• REQUIRED ACTION
All of the data below should be returned exactly.

• PROVIDED DATA
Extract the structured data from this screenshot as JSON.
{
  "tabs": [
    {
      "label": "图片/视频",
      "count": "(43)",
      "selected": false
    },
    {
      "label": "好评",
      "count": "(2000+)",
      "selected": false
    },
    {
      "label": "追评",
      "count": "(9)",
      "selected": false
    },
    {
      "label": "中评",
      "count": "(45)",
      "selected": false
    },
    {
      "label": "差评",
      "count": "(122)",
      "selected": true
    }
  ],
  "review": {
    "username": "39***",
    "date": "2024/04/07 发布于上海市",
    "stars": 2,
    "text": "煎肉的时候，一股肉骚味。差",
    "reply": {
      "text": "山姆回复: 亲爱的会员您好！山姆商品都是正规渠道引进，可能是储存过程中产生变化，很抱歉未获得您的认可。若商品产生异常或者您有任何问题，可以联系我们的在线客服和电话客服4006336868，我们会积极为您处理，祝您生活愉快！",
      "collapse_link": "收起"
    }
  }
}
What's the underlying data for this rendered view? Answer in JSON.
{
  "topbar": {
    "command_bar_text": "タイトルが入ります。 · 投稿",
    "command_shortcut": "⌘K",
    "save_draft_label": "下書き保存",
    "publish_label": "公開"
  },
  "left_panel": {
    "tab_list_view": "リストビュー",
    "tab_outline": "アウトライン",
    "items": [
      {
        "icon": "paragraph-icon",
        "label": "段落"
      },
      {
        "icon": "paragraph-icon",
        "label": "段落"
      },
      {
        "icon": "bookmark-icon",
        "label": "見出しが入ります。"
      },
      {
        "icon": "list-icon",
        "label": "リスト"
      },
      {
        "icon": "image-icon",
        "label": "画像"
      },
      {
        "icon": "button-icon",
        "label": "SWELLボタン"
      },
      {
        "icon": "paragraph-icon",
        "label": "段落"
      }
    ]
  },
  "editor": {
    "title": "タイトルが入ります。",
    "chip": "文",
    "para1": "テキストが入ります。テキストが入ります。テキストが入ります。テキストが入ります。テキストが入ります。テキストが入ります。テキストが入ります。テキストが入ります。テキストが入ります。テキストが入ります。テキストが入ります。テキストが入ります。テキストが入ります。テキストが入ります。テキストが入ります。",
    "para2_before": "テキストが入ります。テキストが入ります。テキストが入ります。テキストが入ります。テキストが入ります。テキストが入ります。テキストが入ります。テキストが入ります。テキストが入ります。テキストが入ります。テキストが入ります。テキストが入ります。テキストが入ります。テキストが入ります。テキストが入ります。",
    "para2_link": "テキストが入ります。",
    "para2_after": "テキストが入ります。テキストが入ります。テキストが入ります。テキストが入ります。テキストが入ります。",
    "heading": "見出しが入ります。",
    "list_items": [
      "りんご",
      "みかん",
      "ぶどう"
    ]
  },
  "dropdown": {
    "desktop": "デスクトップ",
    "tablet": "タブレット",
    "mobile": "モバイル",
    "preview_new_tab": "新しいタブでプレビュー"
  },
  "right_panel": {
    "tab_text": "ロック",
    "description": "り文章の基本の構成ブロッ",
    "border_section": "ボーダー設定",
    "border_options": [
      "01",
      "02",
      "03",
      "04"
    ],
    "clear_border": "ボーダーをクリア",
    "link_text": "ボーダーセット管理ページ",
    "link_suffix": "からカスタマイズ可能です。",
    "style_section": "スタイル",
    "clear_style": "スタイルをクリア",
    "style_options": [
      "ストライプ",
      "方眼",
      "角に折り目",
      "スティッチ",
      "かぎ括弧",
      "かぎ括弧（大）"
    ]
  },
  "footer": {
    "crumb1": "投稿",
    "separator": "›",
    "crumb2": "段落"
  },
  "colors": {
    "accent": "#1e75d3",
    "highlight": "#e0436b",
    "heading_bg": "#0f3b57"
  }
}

• SOLUTION TO THIS PROBLEM
Extract the structured data from this screenshot as JSON.
{
  "tabs": [
    {
      "label": "图片/视频",
      "count": "(43)",
      "selected": false
    },
    {
      "label": "好评",
      "count": "(2000+)",
      "selected": false
    },
    {
      "label": "追评",
      "count": "(9)",
      "selected": false
    },
    {
      "label": "中评",
      "count": "(45)",
      "selected": false
    },
    {
      "label": "差评",
      "count": "(122)",
      "selected": true
    }
  ],
  "review": {
    "username": "39***",
    "date": "2024/04/07 发布于上海市",
    "stars": 2,
    "text": "煎肉的时候，一股肉骚味。差",
    "reply": {
      "text": "山姆回复: 亲爱的会员您好！山姆商品都是正规渠道引进，可能是储存过程中产生变化，很抱歉未获得您的认可。若商品产生异常或者您有任何问题，可以联系我们的在线客服和电话客服4006336868，我们会积极为您处理，祝您生活愉快！",
      "collapse_link": "收起"
    }
  }
}
What's the underlying data for this rendered view? Answer in JSON.
{
  "topbar": {
    "command_bar_text": "タイトルが入ります。 · 投稿",
    "command_shortcut": "⌘K",
    "save_draft_label": "下書き保存",
    "publish_label": "公開"
  },
  "left_panel": {
    "tab_list_view": "リストビュー",
    "tab_outline": "アウトライン",
    "items": [
      {
        "icon": "paragraph-icon",
        "label": "段落"
      },
      {
        "icon": "paragraph-icon",
        "label": "段落"
      },
      {
        "icon": "bookmark-icon",
        "label": "見出しが入ります。"
      },
      {
        "icon": "list-icon",
        "label": "リスト"
      },
      {
        "icon": "image-icon",
        "label": "画像"
      },
      {
        "icon": "button-icon",
        "label": "SWELLボタン"
      },
      {
        "icon": "paragraph-icon",
        "label": "段落"
      }
    ]
  },
  "editor": {
    "title": "タイトルが入ります。",
    "chip": "文",
    "para1": "テキストが入ります。テキストが入ります。テキストが入ります。テキストが入ります。テキストが入ります。テキストが入ります。テキストが入ります。テキストが入ります。テキストが入ります。テキストが入ります。テキストが入ります。テキストが入ります。テキストが入ります。テキストが入ります。テキストが入ります。",
    "para2_before": "テキストが入ります。テキストが入ります。テキストが入ります。テキストが入ります。テキストが入ります。テキストが入ります。テキストが入ります。テキストが入ります。テキストが入ります。テキストが入ります。テキストが入ります。テキストが入ります。テキストが入ります。テキストが入ります。テキストが入ります。",
    "para2_link": "テキストが入ります。",
    "para2_after": "テキストが入ります。テキストが入ります。テキストが入ります。テキストが入ります。テキストが入ります。",
    "heading": "見出しが入ります。",
    "list_items": [
      "りんご",
      "みかん",
      "ぶどう"
    ]
  },
  "dropdown": {
    "desktop": "デスクトップ",
    "tablet": "タブレット",
    "mobile": "モバイル",
    "preview_new_tab": "新しいタブでプレビュー"
  },
  "right_panel": {
    "tab_text": "ロック",
    "description": "り文章の基本の構成ブロッ",
    "border_section": "ボーダー設定",
    "border_options": [
      "01",
      "02",
      "03",
      "04"
    ],
    "clear_border": "ボーダーをクリア",
    "link_text": "ボーダーセット管理ページ",
    "link_suffix": "からカスタマイズ可能です。",
    "style_section": "スタイル",
    "clear_style": "スタイルをクリア",
    "style_options": [
      "ストライプ",
      "方眼",
      "角に折り目",
      "スティッチ",
      "かぎ括弧",
      "かぎ括弧（大）"
    ]
  },
  "footer": {
    "crumb1": "投稿",
    "separator": "›",
    "crumb2": "段落"
  },
  "colors": {
    "accent": "#1e75d3",
    "highlight": "#e0436b",
    "heading_bg": "#0f3b57"
  }
}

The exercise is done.